Exercise goal →
Only an exact retyping of all the entries counts as an answer.

[Element data from apps and pages]
▼▼▼

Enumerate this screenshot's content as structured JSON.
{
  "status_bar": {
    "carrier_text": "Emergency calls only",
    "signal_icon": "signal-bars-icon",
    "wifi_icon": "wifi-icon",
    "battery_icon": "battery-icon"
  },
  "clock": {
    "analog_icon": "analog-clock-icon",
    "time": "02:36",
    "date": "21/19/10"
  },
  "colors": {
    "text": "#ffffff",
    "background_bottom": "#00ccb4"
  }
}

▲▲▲

Task answer →
Enumerate this screenshot's content as structured JSON.
{
  "status_bar": {
    "carrier_text": "Emergency calls only",
    "signal_icon": "signal-bars-icon",
    "wifi_icon": "wifi-icon",
    "battery_icon": "battery-icon"
  },
  "clock": {
    "analog_icon": "analog-clock-icon",
    "time": "02:36",
    "date": "21/19/10"
  },
  "colors": {
    "text": "#ffffff",
    "background_bottom": "#00ccb4"
  }
}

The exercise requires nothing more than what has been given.